End the Mental Health Stigma

End the Mental Health Stigma

There is no denying that a mental health stigma exists. People who suffer from depression, anxiety, obsessive thoughts, or even psychosis sometimes feel the pressure of that stigma so greatly, they fail to talk to anyone about it and, in effect, deny themselves treatment that can help them feel better.

Nurses have a pulse on this particular health issue that makes patients feel especially vulnerable. On May 30, everyone is invited to join a Twitter chat about mental health issues hosted by the American Foundation for Suicide Prevention. At 2 pm EDT, you can use #MHMChat to follow and participate with many top associations and organizations who are closing out Mental Health Awareness Month with the conversation.

Mental Health America is an excellent resource for nurses who want to refer their patients to ways they can take steps for better mental health or also to find ways to improve their own. Those interested in finding out steps they can take to care for their mind and body to help support mental health will find suggestions through the Fitness4Mind4Body campaign. Tips on diet and nutrition (like ensuring proper nutrition and even the importance of certain vitamins and minerals) or the role of stress in mental health can offer effective pointers.

As a nurse, you can ask questions and really listen to your patients to determine if they are struggling with mood changes or psychological struggles. Maybe they don’t admit to feeling sad, but they comment about snarling at colleagues. Or a patient who admits to having trouble sleeping and then can’t get out of bed in the morning for work or other commitments might be trying to reveal information without admitting to mental health struggles. Still others, who might feel a general unease or fear for example, might not even know they are having real problems that can be helped with treatment.

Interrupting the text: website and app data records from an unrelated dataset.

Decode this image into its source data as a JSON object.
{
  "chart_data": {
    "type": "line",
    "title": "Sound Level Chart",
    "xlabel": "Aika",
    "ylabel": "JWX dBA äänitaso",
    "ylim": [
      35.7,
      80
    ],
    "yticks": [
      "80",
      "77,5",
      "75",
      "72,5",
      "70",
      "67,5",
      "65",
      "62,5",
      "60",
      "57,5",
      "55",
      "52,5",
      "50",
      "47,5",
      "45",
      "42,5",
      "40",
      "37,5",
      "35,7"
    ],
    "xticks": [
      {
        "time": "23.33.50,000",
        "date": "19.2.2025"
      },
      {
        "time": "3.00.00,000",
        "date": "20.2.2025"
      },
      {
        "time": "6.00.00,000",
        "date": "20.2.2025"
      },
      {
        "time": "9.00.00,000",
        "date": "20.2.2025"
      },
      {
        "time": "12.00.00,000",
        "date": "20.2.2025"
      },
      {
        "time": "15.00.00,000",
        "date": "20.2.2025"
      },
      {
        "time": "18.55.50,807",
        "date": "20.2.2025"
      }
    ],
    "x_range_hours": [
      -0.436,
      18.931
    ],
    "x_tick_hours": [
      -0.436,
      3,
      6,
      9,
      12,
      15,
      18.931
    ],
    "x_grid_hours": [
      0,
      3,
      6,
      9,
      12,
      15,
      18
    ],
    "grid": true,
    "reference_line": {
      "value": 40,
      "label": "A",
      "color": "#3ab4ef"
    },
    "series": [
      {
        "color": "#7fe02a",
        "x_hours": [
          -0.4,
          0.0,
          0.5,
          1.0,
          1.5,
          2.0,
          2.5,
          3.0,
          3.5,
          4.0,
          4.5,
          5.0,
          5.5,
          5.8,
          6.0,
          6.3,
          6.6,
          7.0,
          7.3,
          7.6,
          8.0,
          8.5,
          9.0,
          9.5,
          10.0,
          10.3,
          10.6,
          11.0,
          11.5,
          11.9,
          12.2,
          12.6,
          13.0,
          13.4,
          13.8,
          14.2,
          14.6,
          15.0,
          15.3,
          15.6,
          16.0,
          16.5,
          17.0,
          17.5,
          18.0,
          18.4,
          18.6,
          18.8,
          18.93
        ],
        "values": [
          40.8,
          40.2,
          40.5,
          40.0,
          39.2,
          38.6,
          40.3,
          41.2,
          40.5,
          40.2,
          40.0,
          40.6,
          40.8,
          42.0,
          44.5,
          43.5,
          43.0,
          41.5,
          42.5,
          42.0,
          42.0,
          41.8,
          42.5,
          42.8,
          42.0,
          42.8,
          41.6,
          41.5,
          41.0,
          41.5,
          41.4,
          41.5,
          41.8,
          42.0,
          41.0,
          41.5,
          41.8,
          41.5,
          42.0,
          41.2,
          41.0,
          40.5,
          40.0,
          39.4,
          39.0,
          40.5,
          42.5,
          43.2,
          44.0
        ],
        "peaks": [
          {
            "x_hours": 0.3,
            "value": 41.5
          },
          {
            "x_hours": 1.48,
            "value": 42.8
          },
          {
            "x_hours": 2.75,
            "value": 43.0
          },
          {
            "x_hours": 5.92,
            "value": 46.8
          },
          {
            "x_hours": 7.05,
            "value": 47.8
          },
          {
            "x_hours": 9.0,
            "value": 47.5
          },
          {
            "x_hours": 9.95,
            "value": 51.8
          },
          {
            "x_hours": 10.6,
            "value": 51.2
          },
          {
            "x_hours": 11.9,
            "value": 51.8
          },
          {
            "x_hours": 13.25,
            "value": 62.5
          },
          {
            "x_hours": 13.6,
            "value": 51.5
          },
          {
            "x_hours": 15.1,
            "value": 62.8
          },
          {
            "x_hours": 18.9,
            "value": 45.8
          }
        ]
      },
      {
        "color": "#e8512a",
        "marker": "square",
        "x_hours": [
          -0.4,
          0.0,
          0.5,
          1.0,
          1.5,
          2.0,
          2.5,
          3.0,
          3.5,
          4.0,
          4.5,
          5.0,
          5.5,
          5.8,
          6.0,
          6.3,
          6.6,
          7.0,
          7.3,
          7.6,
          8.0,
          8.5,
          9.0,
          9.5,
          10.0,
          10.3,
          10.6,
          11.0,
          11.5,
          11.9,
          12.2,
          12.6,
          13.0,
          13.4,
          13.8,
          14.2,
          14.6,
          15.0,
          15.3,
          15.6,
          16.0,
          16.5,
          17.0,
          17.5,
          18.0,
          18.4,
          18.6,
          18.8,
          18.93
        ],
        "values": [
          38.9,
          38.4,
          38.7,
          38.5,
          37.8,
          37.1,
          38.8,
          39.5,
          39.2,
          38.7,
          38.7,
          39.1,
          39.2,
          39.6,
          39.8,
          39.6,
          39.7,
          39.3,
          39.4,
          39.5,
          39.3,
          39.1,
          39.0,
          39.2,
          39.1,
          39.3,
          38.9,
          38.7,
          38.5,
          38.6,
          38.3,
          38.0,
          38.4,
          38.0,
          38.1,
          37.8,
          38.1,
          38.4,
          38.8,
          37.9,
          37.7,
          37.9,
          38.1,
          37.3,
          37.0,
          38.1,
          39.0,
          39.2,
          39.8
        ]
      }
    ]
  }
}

This is also a good time to take stock of your own mental health. Nurses are under enormous stress on the job and don’t always get a chance to eat well, sleep much, or exercise at all. All of those factors can contribute to compassion fatigue, anxiety, depression, and a general decline in mental health.

Luckily, as many work to reduce the stigma of mental health issues, help remains available. Even for patients who live in remote areas, help can be found online or over the phone if they have those connections. The National Institute of Mental Health offers information for getting help that can be accessed by many.

As the month comes to an end, reach out to people in your life to help them if they are struggling. If you are struggling, show yourself some compassion and get help. The results can be life changing.